Mayhem descended on the Baltic Triangle as Sound City returned to Liverpool for their biggest line up to date. Headlining the two days were Australian brit-pop extroaidnairs DMAS and Peace. Moving to the new location of the Baltic Triangle was ideal for Sound City as the setting made the festival the success it was, head and shoulders above last year’s events at Clarence Dock. The close proximity of the venues, coupled with the great weather made for a great festival as you could easily switch between stages and bands without missing your favourite acts due to clashes on opposite stages.

After getting our bearings and soaking up the atmosphere we found ourselves at the front for Generation in Constellations Main Room; a wild show with front man Dean Carne bouncing around the stage topless delivering his impactful vocals upon eagerly anticipated ears. The energy in the room created a buzz that lasted for the remainder of the day.

After we calmed down from Generation’s show we headed to District where our top picks for the weekend were playing; SPINN, No Hot Ashes & Blinders on Modern Sky’s Stage. SPINN took to the stage first with their infectious music and iconic dance moves to a packed venue which had already installed a “one-in one-out” tactic due to the sheer mass of punters hoping to catch a glimpse of what could be a defining moment for them. No Hot Ashes followed up with their own unique blend of funk and indie that has seen them touring the UK and becoming one of the hotly tipped bands coming out of Manchester.

Calming the mood back down across the road was Sean McGowan, performing an acoustic set in the tranquil cafe Unit 51. This venue played hosts to many acoustic and solo acts throughout the weekend and was a well needed break from the chaos that surrounded it.

The queue for DMAS in Camp & Furnace had already began reaching down the road well before they were due to take to the stage. Black Honey warmed the crowd up and after a particularly obscure dance routine which had made it’s way through the crowd and created a clearing in the centre of the venue for their performative art. DMAS received the loudest reception of the weekend as they made their way on to the stage in front of the capacity crowd. Performing songs off their latest album For Now and the greatest hits from Hills End; it felt like a reincarnation of the Brit-pop era had descended on Sound City.

A lot of heavy heads returned the following day for another packed day of great bands, however with a slower start than Saturday. The pitch black venue Blade Factory was the setting for two bands on our wish list, Oddity Road and Larkins. Both these bands have been making waves in the music scene in recent months, however we’re disappointing at Sound City, possibly due to the setting of the venue.
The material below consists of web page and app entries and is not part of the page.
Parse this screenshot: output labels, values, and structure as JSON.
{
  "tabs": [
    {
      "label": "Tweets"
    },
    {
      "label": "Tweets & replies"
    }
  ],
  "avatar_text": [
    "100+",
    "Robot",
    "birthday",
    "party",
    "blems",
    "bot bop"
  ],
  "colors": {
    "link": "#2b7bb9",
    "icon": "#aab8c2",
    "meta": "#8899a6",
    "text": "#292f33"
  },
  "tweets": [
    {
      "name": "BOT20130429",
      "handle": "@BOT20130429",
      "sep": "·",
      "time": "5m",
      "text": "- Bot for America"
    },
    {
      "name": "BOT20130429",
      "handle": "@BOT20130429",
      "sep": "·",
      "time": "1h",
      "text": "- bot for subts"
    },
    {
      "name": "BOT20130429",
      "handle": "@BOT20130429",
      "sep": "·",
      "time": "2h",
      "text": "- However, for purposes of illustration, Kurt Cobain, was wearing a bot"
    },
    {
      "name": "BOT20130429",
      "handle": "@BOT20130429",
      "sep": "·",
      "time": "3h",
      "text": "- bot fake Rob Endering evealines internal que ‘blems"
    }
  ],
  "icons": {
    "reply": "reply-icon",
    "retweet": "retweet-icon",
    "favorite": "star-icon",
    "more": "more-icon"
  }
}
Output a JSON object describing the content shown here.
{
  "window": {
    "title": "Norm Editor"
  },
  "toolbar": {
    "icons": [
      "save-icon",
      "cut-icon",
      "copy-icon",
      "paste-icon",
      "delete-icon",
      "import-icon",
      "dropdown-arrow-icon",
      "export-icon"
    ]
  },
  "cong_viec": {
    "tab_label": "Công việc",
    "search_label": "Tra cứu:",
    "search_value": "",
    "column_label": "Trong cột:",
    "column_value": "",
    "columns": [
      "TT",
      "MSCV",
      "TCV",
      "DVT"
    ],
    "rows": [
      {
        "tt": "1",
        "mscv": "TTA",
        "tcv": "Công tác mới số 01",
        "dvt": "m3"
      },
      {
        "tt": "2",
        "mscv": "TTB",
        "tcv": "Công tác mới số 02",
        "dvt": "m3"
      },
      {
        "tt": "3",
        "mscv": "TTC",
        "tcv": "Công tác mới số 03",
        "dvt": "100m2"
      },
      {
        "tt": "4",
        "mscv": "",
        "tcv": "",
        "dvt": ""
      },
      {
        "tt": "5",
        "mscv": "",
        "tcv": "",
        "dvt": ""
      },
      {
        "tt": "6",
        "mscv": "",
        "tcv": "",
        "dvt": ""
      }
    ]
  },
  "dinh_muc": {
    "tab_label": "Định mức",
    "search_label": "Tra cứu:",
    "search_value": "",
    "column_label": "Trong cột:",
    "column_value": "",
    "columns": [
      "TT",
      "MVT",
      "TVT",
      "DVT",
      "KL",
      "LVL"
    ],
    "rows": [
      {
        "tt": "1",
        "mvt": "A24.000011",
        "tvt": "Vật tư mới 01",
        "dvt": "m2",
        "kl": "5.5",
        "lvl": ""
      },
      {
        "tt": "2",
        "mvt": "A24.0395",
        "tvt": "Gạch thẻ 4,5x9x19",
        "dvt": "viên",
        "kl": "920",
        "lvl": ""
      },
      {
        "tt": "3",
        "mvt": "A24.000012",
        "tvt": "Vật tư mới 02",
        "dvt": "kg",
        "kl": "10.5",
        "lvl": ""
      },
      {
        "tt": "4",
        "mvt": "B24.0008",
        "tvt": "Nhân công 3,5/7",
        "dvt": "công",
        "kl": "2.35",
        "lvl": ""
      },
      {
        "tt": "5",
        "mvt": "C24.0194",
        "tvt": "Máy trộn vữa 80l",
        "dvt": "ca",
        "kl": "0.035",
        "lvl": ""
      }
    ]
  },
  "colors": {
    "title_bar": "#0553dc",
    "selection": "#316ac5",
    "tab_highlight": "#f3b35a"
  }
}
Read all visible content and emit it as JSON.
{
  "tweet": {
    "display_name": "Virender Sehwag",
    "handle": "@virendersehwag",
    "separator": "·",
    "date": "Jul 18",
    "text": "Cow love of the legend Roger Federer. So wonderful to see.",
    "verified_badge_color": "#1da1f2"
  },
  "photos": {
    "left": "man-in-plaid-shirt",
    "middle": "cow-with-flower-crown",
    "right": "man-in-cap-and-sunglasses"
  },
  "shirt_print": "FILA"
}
Indie-pop outfit Vistas had travelled from Edinburgh and were the hidden gem of the weekend. With their catchy riffs and sing-along vocals, Vistas revitalised Sound City from it’s hangover and restarted the festival’s missing excitement. Keir continued the energy in Hangar 34 before Cassia brought a touch of the beach to the industrial landscape with their up-beat guitar riffs.

The longest queue of the weekend wasn’t at the main stage, it was at Baltic Market for Red Rum Club’s incredible performance. Trumpets reverberating down the streets was the calling card coming from the back of the market where Red Rum Club were clambering around the stage and delivering their spectacular live performance.

Peace closed the festival, however they were one of the more disappointing bands of the weekend as after leaving the energy of Red Rum Club it was a sudden drop in atmosphere as they lifelessly introduced their songs and performed with less passion and enthusiasm than the unsigned bands who had been fighting for their right to be at the prestigious festival.

Written by: Stuart Daley